Because section 232.187 provided no procedural safeguards, we next had to decide in In re C.S. whether section 232.187 provided the out-of-state committees with substantive standards to guide their deliberations. Id. We held that providing for (1) a twenty-five percent reduction in placements and (2) the consultation with experts were insufficient substantive guidelines for an out-of-state placement committee "to determine which placements to approve and on what basis." Id. We concluded that lacking procedural safeguards and substantive guidelines, the delegation under section 232.187 "to the out-of-state committees of the power to determine who is to receive the funding available for out-of-state placements is unlawful." Id.

Substantive guidelines are similarly lacking under section 232.143. The only guidance is to develop a plan based on monthly number targets. The decision-makerin this case the Gateway Committeeitself is to devise such targets, providing even fewer known standards and guidelines. We note that the legislature for the fiscal year involved did not provide an overarching number to allocate among the regions. Instead, the legislature only provided a set dollar amount limit.
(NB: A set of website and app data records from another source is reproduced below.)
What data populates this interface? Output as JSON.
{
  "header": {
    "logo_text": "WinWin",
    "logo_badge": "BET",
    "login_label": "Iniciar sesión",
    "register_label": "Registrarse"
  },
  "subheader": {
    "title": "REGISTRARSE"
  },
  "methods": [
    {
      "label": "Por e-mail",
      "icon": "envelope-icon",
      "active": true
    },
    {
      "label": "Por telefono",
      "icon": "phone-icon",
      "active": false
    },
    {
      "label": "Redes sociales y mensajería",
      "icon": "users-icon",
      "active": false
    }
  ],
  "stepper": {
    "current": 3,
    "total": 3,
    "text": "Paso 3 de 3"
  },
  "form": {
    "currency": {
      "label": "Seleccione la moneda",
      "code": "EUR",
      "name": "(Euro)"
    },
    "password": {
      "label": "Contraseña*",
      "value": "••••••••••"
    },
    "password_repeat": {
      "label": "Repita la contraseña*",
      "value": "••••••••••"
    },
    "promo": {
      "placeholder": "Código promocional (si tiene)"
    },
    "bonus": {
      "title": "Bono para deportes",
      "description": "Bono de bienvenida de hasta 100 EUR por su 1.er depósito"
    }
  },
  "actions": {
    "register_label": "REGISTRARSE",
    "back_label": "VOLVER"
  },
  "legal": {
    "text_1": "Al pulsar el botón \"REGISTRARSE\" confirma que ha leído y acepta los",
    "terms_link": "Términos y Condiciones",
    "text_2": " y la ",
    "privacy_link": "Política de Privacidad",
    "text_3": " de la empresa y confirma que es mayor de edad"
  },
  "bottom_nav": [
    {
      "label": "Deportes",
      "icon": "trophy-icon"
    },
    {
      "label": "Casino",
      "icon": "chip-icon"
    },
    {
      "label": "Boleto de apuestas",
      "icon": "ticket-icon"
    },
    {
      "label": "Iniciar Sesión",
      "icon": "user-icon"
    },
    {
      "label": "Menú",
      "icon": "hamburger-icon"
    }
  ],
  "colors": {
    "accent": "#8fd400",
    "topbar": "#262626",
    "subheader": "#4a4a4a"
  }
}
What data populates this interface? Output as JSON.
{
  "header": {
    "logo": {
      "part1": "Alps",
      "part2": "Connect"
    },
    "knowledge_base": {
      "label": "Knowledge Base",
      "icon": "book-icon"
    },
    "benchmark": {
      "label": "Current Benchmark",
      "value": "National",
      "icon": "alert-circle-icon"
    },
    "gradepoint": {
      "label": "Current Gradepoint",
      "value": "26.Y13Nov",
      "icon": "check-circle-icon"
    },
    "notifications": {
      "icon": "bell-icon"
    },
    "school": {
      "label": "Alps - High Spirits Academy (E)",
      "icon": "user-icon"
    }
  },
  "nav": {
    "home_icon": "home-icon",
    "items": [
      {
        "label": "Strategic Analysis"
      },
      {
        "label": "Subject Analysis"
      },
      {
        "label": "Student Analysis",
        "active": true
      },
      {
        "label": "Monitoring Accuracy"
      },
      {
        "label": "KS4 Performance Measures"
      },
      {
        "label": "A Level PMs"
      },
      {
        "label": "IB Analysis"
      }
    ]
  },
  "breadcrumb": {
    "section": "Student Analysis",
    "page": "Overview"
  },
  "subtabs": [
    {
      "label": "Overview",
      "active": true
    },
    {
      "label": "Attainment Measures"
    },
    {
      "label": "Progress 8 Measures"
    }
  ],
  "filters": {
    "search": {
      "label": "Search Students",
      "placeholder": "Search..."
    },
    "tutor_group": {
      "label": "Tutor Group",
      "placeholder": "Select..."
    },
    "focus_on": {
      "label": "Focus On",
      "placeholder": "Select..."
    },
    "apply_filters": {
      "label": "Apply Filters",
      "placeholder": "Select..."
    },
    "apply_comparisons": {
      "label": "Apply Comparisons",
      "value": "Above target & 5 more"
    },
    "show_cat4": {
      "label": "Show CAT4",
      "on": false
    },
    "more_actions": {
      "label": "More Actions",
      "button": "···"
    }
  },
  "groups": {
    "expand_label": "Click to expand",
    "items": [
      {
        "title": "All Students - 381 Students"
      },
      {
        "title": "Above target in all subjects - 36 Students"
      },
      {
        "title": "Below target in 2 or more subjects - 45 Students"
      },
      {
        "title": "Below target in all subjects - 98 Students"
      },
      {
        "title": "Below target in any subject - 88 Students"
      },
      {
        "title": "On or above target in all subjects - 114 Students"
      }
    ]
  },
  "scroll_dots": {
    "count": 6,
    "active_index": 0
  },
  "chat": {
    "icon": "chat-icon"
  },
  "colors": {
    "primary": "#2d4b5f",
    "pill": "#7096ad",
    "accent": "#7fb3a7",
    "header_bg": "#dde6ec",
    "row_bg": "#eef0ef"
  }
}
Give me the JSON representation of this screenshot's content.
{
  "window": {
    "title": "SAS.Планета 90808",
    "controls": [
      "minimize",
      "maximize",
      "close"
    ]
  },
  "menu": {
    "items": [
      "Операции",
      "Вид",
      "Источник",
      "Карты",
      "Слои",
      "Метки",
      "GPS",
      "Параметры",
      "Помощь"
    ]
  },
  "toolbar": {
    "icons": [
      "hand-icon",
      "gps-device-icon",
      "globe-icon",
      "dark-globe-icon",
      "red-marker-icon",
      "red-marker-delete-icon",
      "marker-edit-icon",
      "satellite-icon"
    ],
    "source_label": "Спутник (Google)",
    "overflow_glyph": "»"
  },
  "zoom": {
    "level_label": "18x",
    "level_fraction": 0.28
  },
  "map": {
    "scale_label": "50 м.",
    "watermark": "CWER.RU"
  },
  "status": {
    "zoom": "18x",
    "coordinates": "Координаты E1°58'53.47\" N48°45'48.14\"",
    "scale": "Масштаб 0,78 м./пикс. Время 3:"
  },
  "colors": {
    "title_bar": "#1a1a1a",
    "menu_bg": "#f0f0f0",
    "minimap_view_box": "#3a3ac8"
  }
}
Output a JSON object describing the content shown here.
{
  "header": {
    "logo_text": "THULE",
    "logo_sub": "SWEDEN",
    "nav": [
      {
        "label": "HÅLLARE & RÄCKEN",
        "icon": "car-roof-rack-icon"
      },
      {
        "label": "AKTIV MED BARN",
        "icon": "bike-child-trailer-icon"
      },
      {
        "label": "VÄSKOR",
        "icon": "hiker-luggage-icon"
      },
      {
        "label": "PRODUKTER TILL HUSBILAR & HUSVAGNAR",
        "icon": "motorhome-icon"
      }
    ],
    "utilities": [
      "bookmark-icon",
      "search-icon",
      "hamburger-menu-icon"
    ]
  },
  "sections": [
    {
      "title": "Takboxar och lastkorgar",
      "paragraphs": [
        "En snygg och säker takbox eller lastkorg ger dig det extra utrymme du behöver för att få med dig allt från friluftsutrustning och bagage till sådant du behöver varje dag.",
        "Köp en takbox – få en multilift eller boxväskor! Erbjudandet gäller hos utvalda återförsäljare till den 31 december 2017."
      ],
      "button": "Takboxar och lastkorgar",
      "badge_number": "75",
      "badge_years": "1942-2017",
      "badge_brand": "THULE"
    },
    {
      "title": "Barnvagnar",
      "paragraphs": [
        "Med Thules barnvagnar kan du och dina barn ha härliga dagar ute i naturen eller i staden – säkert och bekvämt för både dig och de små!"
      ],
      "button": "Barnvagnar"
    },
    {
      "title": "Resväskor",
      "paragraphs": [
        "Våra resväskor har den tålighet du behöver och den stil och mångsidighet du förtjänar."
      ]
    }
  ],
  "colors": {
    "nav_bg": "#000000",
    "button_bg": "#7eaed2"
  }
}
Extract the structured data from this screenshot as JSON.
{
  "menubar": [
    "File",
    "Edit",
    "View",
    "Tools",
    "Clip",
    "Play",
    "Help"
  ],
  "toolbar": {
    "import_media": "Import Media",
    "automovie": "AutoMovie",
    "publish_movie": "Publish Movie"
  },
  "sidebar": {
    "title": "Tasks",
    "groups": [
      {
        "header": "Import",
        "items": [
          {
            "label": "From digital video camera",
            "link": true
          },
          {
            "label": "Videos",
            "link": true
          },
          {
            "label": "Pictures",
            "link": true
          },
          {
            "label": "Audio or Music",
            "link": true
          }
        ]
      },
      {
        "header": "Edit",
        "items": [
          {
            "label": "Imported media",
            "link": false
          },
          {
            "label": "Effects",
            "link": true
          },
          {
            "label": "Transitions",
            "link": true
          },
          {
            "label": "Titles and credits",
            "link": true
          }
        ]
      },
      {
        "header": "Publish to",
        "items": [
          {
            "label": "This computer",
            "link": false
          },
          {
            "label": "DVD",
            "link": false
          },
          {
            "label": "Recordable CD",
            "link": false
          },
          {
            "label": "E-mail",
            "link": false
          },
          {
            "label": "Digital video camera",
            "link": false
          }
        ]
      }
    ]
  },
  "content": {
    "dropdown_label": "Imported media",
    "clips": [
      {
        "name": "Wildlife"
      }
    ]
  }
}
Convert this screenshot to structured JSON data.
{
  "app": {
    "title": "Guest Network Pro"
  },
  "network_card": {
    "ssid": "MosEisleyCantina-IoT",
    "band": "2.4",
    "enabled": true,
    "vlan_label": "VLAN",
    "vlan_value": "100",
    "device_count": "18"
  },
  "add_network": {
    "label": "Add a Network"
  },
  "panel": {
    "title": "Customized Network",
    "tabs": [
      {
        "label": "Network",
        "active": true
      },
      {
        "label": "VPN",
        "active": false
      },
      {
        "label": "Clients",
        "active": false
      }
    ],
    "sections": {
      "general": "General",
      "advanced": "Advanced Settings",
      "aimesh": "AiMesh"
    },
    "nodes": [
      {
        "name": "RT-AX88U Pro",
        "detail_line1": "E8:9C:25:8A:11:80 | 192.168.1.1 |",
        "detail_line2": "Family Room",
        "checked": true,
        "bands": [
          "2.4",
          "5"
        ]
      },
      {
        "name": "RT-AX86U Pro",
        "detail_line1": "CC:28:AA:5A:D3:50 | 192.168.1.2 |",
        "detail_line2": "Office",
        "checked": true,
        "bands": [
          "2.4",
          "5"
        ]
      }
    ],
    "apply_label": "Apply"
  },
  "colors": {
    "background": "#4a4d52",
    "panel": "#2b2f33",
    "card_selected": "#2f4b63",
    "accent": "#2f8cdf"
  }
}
In short, the legislature delegated the power to determine individual group foster care placement under section 232.143 without procedures or guidelines necessary to prevent arbitrary and capricious decisions about individual placements in group foster care. For that reason this delegation of power was unlawful. The juvenile court was correct in concluding that the absence of approval by the Gateway Committee was no impediment to its decision to place the juveniles in question in group foster care. Because there was money available to accommodate the placements here, the juvenile court was well within its discretion in ordering the placements.

IV. Disposition.

Because the department agreed to allow a lesser-ranking official to testify in place of the department's director, the separation-of-powers issue as to executive privilege is moot. Additionally, the court did not rely on the official's testimony in ordering immediate placement of the two juveniles in group foster care. The admission of such testimony was therefore not prejudicial to the department.

The juvenile court was well within its discretion in ordering immediate placement of the juveniles for three reasons. First, the attempted imposition on the juvenile court to *499 devise a plan in conjunction with the department for group care placements to meet the cost containment goal of the legislature violated the Iowa constitutional provision regarding separation of powers. The juvenile court was therefore under no statutory obligation to repair an otherwise inadequate and flawed plan before ordering the placements. Second, the legislature's delegation of the power to formulate the plan to the juvenile court and the department was unlawful and therefore not binding on the juvenile court. Last, there was money available to fund the placements.

For all of these reasons, we affirm.

AFFIRMED.